Most people today, however, do not read such passages, or even know that they exist.  They are somewhat embarrassed if they happen to come across them, but if they are committed to believing that the entire Bible is the Word of God, they dare not openly reject such passages—since they are apparently “stuck with them,” they simply ignore them or “pay them no heed.” But they cannot reject them outright if their eternal salvation depends on acceptance of the entire Bible.

The author does condemn torture and killing in all its forms (including capital punishment), including the Nazi, Soviet, and Chinese communist regimes.  But the main target of his condemnation is none of these, but current Islamo-fascism as manifested especially in Saudi Arabia and Iran.  Fundamentalist Muslims differ from their

Soviet predecessors in at least one important respect:  the Soviets were deterred by the fear of nuclear annihilation.  Today’s Islamo-fascists are not deterred by threats of death: by killing unbelievers, they are promised a blissful hereafter for themselves.

Pacifism, says Harris, is an unwillingness to die, combined with a willingness to let others die at the pleasure of the world’s thugs.
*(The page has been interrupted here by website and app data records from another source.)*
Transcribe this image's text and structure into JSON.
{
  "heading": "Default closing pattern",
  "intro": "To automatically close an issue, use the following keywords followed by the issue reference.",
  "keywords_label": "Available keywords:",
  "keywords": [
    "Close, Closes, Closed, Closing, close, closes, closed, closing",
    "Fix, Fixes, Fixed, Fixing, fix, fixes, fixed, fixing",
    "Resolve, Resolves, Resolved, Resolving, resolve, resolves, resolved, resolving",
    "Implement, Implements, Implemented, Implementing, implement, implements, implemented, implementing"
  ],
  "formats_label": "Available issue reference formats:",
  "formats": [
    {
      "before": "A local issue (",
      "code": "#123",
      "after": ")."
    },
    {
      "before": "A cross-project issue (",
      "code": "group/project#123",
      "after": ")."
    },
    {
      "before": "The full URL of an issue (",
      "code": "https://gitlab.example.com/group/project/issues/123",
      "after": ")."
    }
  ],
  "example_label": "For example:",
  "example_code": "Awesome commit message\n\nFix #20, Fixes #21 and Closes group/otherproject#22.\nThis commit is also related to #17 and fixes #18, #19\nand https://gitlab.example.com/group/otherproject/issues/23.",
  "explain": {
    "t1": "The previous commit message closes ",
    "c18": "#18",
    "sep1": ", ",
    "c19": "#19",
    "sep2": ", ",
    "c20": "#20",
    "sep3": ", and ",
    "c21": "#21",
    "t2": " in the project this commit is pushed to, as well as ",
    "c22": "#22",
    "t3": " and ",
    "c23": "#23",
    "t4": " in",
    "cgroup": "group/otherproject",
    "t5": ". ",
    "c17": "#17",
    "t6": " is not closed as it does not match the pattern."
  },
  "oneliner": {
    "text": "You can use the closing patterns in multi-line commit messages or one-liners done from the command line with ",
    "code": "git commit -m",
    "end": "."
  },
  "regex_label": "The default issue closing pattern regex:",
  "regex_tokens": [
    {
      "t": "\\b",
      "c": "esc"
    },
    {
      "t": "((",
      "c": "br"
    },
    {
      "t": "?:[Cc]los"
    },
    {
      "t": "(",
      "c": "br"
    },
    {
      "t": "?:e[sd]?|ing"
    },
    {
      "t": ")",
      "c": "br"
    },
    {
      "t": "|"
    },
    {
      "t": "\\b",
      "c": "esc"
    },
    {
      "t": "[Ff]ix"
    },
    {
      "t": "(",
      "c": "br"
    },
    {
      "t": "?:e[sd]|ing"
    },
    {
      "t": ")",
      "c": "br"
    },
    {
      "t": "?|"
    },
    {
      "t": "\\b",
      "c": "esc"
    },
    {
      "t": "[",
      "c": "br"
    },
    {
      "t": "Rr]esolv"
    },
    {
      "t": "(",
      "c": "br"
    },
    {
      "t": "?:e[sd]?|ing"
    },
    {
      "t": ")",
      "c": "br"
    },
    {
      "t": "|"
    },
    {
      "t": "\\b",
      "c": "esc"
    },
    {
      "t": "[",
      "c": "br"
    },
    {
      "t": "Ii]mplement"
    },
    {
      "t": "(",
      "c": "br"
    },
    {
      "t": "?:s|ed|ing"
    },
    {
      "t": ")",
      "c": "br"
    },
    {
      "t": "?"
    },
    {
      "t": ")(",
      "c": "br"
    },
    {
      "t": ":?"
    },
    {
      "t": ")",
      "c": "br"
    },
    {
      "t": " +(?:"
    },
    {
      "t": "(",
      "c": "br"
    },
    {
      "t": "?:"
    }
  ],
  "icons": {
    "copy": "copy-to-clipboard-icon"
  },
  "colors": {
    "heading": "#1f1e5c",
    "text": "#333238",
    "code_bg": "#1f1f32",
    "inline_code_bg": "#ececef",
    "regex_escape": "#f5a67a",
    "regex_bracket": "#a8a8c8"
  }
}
Islamo-fascists exhibit, by contrast, a willingness to die, combined with a commitment to making every unbeliever die.

Such is the ultimate result of accepting religious views based solely on faith.

Harris reserves the term “moderate Christians” for   believers in Christianity who don’t take their faith very seriously.  “Moderate Muslims”, however many of them there are, do not take theirs seriously either. The fate of the world in the twenty-first century, he concludes, may hinge on how many moderate Muslims there will be in the coming years.

I must say that I find that conclusion extremely plausible.